I am a nonbinary person. I have female body parts but don’t identify as female. I don’t identify as male either, but I present myself in a masculine way in terms of hair, clothing, and yes, swimsuits. My breasts complicate things when it comes to a day in the water. They complicate things on all of the other days too. I hate my breasts, and when I can afford it, I will have surgery to remove them. I don’t love the curves of my hips either, but boobs are obviously feminine features and convince others (when they are not sure of my gender) that I am a woman. I’m not.

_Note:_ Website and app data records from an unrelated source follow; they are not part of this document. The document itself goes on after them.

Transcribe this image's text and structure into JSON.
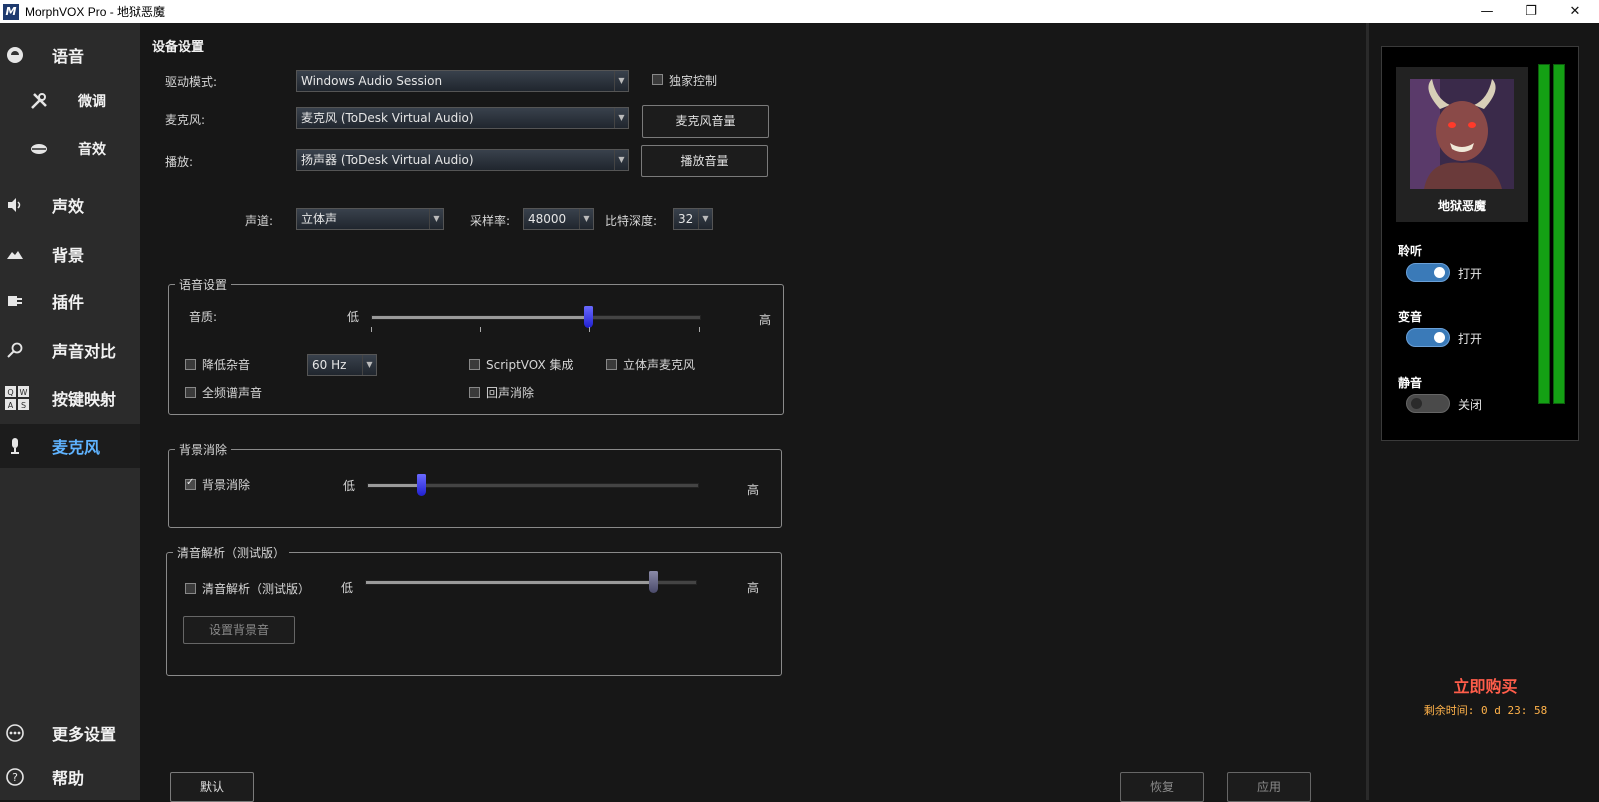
{
  "window": {
    "title": "MorphVOX Pro - 地狱恶魔",
    "icon_text": "M",
    "minimize": "—",
    "maximize": "❐",
    "close": "✕"
  },
  "sidebar": {
    "items": [
      {
        "label": "语音",
        "icon": "voice-icon"
      },
      {
        "label": "微调",
        "icon": "tools-icon"
      },
      {
        "label": "音效",
        "icon": "lips-icon"
      },
      {
        "label": "声效",
        "icon": "speaker-icon"
      },
      {
        "label": "背景",
        "icon": "landscape-icon"
      },
      {
        "label": "插件",
        "icon": "plugin-icon"
      },
      {
        "label": "声音对比",
        "icon": "magnifier-icon"
      },
      {
        "label": "按键映射",
        "icon": "keys-icon"
      },
      {
        "label": "麦克风",
        "icon": "microphone-icon"
      },
      {
        "label": "更多设置",
        "icon": "more-icon"
      },
      {
        "label": "帮助",
        "icon": "help-icon"
      }
    ],
    "keys": [
      "Q",
      "W",
      "A",
      "S"
    ]
  },
  "device": {
    "title": "设备设置",
    "driver_label": "驱动模式:",
    "driver_value": "Windows Audio Session",
    "exclusive_label": "独家控制",
    "exclusive_checked": false,
    "mic_label": "麦克风:",
    "mic_value": "麦克风 (ToDesk Virtual Audio)",
    "mic_volume_button": "麦克风音量",
    "playback_label": "播放:",
    "playback_value": "扬声器 (ToDesk Virtual Audio)",
    "playback_volume_button": "播放音量",
    "channel_label": "声道:",
    "channel_value": "立体声",
    "samplerate_label": "采样率:",
    "samplerate_value": "48000",
    "bitdepth_label": "比特深度:",
    "bitdepth_value": "32"
  },
  "voice_settings": {
    "title": "语音设置",
    "quality_label": "音质:",
    "low": "低",
    "high": "高",
    "quality_level": 0.66,
    "noise_reduction_label": "降低杂音",
    "noise_reduction_checked": false,
    "noise_freq_value": "60 Hz",
    "scriptvox_label": "ScriptVOX 集成",
    "scriptvox_checked": false,
    "stereo_mic_label": "立体声麦克风",
    "stereo_mic_checked": false,
    "full_spectrum_label": "全频谱声音",
    "full_spectrum_checked": false,
    "echo_cancel_label": "回声消除",
    "echo_cancel_checked": false
  },
  "bg_cancel": {
    "title": "背景消除",
    "checkbox_label": "背景消除",
    "checked": true,
    "low": "低",
    "high": "高",
    "level": 0.16
  },
  "clarity": {
    "title": "清音解析（测试版）",
    "checkbox_label": "清音解析（测试版）",
    "checked": false,
    "low": "低",
    "high": "高",
    "level": 0.87,
    "set_bg_button": "设置背景音"
  },
  "footer": {
    "default_button": "默认",
    "restore_button": "恢复",
    "apply_button": "应用"
  },
  "right_panel": {
    "voice_name": "地狱恶魔",
    "listen_title": "聆听",
    "listen_state": "打开",
    "listen_on": true,
    "morph_title": "变音",
    "morph_state": "打开",
    "morph_on": true,
    "mute_title": "静音",
    "mute_state": "关闭",
    "mute_on": false,
    "buy_now": "立即购买",
    "remaining": "剩余时间: 0 d 23: 58"
  },
  "colors": {
    "accent": "#5fb3ff",
    "buy": "#ff5d4a",
    "remaining": "#ffb24a",
    "meter": "#14a014"
  }
}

I wear men’s clothing and find ways to hide or minimize my breasts. But I can’t just buy a men’s bathing suit and call it done. I wear boardshorts, but I need something to wear on the top part of my body—the public watering holes insist. Women’s bathing suits may be made for “women’s” bodies, but these suits add to my dysphoria. I try not to let my body parts define me, but bathing suits are one of the places where I am very much forced into the binary. The last thing I want to do is wear something that is made to cover, yet not support or hide the things it is covering.

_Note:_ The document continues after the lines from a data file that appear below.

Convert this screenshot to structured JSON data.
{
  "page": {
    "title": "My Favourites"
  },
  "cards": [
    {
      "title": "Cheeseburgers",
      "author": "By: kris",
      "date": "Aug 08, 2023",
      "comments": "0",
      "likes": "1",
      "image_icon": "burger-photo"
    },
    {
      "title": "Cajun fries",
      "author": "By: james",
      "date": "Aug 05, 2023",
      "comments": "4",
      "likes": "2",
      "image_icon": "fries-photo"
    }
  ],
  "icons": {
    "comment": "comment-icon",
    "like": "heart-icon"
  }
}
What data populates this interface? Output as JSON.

I used to wear sports bras to swim in and sometimes a T-shirt too. But thankfully there are now a few companies that sell suits for people with female body parts who don’t wear suits marketed to women. There are enough butch women, transgender men, and nonbinary folks who want and need more options than bikini tops, tankinis, or full suits that there is a market for alternative and more inclusive swimwear.
I wear a compression top—think tight sleeveless T-shirt—with my boardshorts. And while this is my most comfortable option and I am thankful for these alternative companies, I am still miserable and can’t afford to buy more than one top. Alternative often means expensive.
Alternative usually means outlier too. It’s one thing to be the mom in men’s clothing at the school board meeting. It’s another to be at the public pool. I stand out even more because I am not wearing what females are “supposed” to wear, yet I need to cover up the female parts that alert everyone to the fact that I have female parts.
And the compression top that keeps my boobs in check isn’t the most comfortable thing in the world either. Yes, it is specifically made to be swimwear, but it’s thick and hard to get on and off. It takes a while to dry and feels heavy on really hot days.
Being nonbinary is something I am proud of, but people’s perception of me, my gender, and how they think I should identify magnifies the fact that I don’t feel like I belong in most places. I already don’t belong in this body. Some clothing helps, but the idea of putting on a bathing suit does not bring me the same joy my children feel while flipping through the summer catalogue.
Putting on a bathing suit is really fucking hard. It is talking myself into it. It is convincing myself that everyone isn’t staring. It is telling myself I have every right to be exactly who I am, even if it means being a hybrid gender wearing a hybrid bathing suit. I can’t just put on the bathing suit. I have to plan, prepare, and then find ways to take care of myself after spending hours in a heightened state of discomfort.